“GO TO YOUR ROOM!”
Her mother’s voice breaks. It is the unspoken desperation that chases Miranda up the stairs, not the words. Miranda hates Clarke. Her hands shake with rage as she sits at her desk and writes in the notebook they share.
← Chapter 2 Chapter 4 →
Sometimes a switch flips and Miranda becomes Clarke instead. He has big hands, big feet, and bony knees. He does not wear glasses. His talent is breaking things. When she was younger and still liked fiction, Miranda read Dr. Jekyll and Mr. Hyde. Clarke is Hyde. Clarke puts his fists through bricks. Clarke throws the table in the middle of dinner. Clarke doesn’t care that he leaves Miranda with broken hands and crying parents. When the switch flips Clarke explodes into being; all fists and fury.

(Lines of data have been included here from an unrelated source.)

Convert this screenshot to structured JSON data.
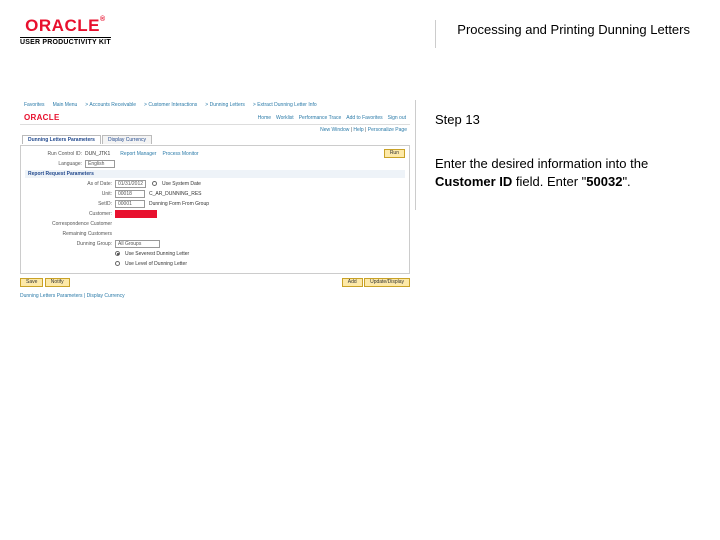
{
  "header": {
    "brand": "ORACLE",
    "brand_sub": "USER PRODUCTIVITY KIT",
    "lesson_title": "Processing and Printing Dunning Letters"
  },
  "right": {
    "step": "Step 13",
    "instr_part1": "Enter the desired information into the ",
    "instr_bold1": "Customer ID",
    "instr_part2": " field. Enter \"",
    "instr_bold2": "50032",
    "instr_part3": "\"."
  },
  "app": {
    "menu": {
      "m1": "Favorites",
      "m2": "Main Menu",
      "m3": "Accounts Receivable",
      "m4": "Customer Interactions",
      "m5": "Dunning Letters",
      "m6": "Extract Dunning Letter Info"
    },
    "brand2": "ORACLE",
    "top_links": {
      "l1": "Home",
      "l2": "Worklist",
      "l3": "Performance Trace",
      "l4": "Add to Favorites",
      "l5": "Sign out"
    },
    "subbar": {
      "s1": "New Window",
      "s2": "Help",
      "s3": "Personalize Page"
    },
    "tabs": {
      "t1": "Dunning Letters Parameters",
      "t2": "Display Currency"
    },
    "run_btn": "Run",
    "run_control": {
      "label": "Run Control ID:",
      "value": "DUN_JTK1",
      "rm": "Report Manager",
      "pm": "Process Monitor"
    },
    "language": {
      "label": "Language:",
      "value": "English"
    },
    "report_hdr": "Report Request Parameters",
    "as_of": {
      "label": "As of Date:",
      "value": "01/31/2012",
      "opt": "Use System Date"
    },
    "unit": {
      "label": "Unit:",
      "value": "00018",
      "look": "C_AR_DUNNING_RES"
    },
    "setid": {
      "label": "SetID:",
      "value": "00001",
      "hint": "Dunning Form From Group"
    },
    "customer": {
      "label": "Customer:"
    },
    "corr_cust": {
      "label": "Correspondence Customer"
    },
    "remain_cust": {
      "label": "Remaining Customers"
    },
    "dunning_group": {
      "label": "Dunning Group:",
      "value": "All Groups"
    },
    "radio1": "Use Severest Dunning Letter",
    "radio2": "Use Level of Dunning Letter",
    "footer": {
      "save": "Save",
      "notify": "Notify",
      "add": "Add",
      "update": "Update/Display"
    },
    "breadcrumb": "Dunning Letters Parameters | Display Currency"
  }
}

Miranda wishes that he didn’t, but Miranda does not know how to stop him.
← Chapter 1 Chapter 3 →
This is Miranda Elizabeth. She has big hands, big feet, big glasses, and bony knees. She is thirteen. There is a rage trapped inside of her. She does her best to swallow it but it never goes down quite right. She lives with her mother and father. As if in a desperate attempt to demonstrate usefulness despite her proclivity for destruction, she has already begun to utilize her massive intellect for the good of mankind. She has shelves lined with trophies and letters of glorious praise. Her parents share meaningful looks above her head. Her success will not absolve her.